§ **Extracted information**
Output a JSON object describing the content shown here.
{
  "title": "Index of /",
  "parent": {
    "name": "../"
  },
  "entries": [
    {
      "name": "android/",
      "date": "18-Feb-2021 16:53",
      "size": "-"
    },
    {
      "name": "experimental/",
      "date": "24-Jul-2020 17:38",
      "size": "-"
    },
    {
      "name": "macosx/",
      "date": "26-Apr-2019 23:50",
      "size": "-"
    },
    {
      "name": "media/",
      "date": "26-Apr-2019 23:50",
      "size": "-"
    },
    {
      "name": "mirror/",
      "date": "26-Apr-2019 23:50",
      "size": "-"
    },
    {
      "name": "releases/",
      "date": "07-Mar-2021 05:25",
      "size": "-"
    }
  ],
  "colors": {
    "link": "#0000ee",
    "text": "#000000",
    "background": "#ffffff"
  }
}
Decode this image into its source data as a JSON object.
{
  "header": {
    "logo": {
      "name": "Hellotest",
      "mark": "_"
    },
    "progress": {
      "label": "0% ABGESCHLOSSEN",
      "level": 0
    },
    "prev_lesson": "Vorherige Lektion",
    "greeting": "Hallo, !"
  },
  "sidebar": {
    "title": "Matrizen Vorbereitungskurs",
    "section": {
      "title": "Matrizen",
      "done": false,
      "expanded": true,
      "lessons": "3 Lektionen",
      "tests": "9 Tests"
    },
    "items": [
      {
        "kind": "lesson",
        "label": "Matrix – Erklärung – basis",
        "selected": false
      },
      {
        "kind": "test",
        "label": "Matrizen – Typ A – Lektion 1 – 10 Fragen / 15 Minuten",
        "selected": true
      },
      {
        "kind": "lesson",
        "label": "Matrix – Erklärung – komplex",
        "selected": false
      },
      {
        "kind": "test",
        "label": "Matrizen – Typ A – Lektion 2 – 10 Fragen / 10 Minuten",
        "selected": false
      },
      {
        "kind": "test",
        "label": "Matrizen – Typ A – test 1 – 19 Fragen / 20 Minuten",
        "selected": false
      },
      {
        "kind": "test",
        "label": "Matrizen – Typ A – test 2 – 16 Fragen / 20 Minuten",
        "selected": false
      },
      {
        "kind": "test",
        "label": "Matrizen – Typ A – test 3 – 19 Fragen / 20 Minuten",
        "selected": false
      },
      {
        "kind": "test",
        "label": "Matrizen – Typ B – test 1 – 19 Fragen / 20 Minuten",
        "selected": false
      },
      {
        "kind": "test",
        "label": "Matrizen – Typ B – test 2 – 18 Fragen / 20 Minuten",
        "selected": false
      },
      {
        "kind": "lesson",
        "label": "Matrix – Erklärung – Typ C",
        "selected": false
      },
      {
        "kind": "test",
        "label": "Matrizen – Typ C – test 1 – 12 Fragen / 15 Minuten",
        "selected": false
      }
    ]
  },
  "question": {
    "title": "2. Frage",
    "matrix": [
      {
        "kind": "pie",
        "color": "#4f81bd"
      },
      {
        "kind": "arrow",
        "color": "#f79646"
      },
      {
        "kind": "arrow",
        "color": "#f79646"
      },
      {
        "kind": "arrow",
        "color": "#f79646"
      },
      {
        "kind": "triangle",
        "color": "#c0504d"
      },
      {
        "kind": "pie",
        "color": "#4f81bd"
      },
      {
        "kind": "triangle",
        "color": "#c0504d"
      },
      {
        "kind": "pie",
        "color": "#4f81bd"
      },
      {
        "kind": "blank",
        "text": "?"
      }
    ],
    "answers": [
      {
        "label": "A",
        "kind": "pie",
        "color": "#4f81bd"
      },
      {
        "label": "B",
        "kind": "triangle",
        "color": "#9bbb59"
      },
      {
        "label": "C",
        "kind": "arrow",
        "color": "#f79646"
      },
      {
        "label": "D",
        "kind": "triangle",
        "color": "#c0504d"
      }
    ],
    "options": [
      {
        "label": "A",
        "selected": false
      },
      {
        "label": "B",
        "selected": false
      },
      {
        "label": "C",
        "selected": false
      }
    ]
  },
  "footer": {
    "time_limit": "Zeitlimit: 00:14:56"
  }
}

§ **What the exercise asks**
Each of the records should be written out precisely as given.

§ **Your response**
Output a JSON object describing the content shown here.
{
  "title": "Index of /",
  "parent": {
    "name": "../"
  },
  "entries": [
    {
      "name": "android/",
      "date": "18-Feb-2021 16:53",
      "size": "-"
    },
    {
      "name": "experimental/",
      "date": "24-Jul-2020 17:38",
      "size": "-"
    },
    {
      "name": "macosx/",
      "date": "26-Apr-2019 23:50",
      "size": "-"
    },
    {
      "name": "media/",
      "date": "26-Apr-2019 23:50",
      "size": "-"
    },
    {
      "name": "mirror/",
      "date": "26-Apr-2019 23:50",
      "size": "-"
    },
    {
      "name": "releases/",
      "date": "07-Mar-2021 05:25",
      "size": "-"
    }
  ],
  "colors": {
    "link": "#0000ee",
    "text": "#000000",
    "background": "#ffffff"
  }
}
Decode this image into its source data as a JSON object.
{
  "header": {
    "logo": {
      "name": "Hellotest",
      "mark": "_"
    },
    "progress": {
      "label": "0% ABGESCHLOSSEN",
      "level": 0
    },
    "prev_lesson": "Vorherige Lektion",
    "greeting": "Hallo, !"
  },
  "sidebar": {
    "title": "Matrizen Vorbereitungskurs",
    "section": {
      "title": "Matrizen",
      "done": false,
      "expanded": true,
      "lessons": "3 Lektionen",
      "tests": "9 Tests"
    },
    "items": [
      {
        "kind": "lesson",
        "label": "Matrix – Erklärung – basis",
        "selected": false
      },
      {
        "kind": "test",
        "label": "Matrizen – Typ A – Lektion 1 – 10 Fragen / 15 Minuten",
        "selected": true
      },
      {
        "kind": "lesson",
        "label": "Matrix – Erklärung – komplex",
        "selected": false
      },
      {
        "kind": "test",
        "label": "Matrizen – Typ A – Lektion 2 – 10 Fragen / 10 Minuten",
        "selected": false
      },
      {
        "kind": "test",
        "label": "Matrizen – Typ A – test 1 – 19 Fragen / 20 Minuten",
        "selected": false
      },
      {
        "kind": "test",
        "label": "Matrizen – Typ A – test 2 – 16 Fragen / 20 Minuten",
        "selected": false
      },
      {
        "kind": "test",
        "label": "Matrizen – Typ A – test 3 – 19 Fragen / 20 Minuten",
        "selected": false
      },
      {
        "kind": "test",
        "label": "Matrizen – Typ B – test 1 – 19 Fragen / 20 Minuten",
        "selected": false
      },
      {
        "kind": "test",
        "label": "Matrizen – Typ B – test 2 – 18 Fragen / 20 Minuten",
        "selected": false
      },
      {
        "kind": "lesson",
        "label": "Matrix – Erklärung – Typ C",
        "selected": false
      },
      {
        "kind": "test",
        "label": "Matrizen – Typ C – test 1 – 12 Fragen / 15 Minuten",
        "selected": false
      }
    ]
  },
  "question": {
    "title": "2. Frage",
    "matrix": [
      {
        "kind": "pie",
        "color": "#4f81bd"
      },
      {
        "kind": "arrow",
        "color": "#f79646"
      },
      {
        "kind": "arrow",
        "color": "#f79646"
      },
      {
        "kind": "arrow",
        "color": "#f79646"
      },
      {
        "kind": "triangle",
        "color": "#c0504d"
      },
      {
        "kind": "pie",
        "color": "#4f81bd"
      },
      {
        "kind": "triangle",
        "color": "#c0504d"
      },
      {
        "kind": "pie",
        "color": "#4f81bd"
      },
      {
        "kind": "blank",
        "text": "?"
      }
    ],
    "answers": [
      {
        "label": "A",
        "kind": "pie",
        "color": "#4f81bd"
      },
      {
        "label": "B",
        "kind": "triangle",
        "color": "#9bbb59"
      },
      {
        "label": "C",
        "kind": "arrow",
        "color": "#f79646"
      },
      {
        "label": "D",
        "kind": "triangle",
        "color": "#c0504d"
      }
    ],
    "options": [
      {
        "label": "A",
        "selected": false
      },
      {
        "label": "B",
        "selected": false
      },
      {
        "label": "C",
        "selected": false
      }
    ]
  },
  "footer": {
    "time_limit": "Zeitlimit: 00:14:56"
  }
}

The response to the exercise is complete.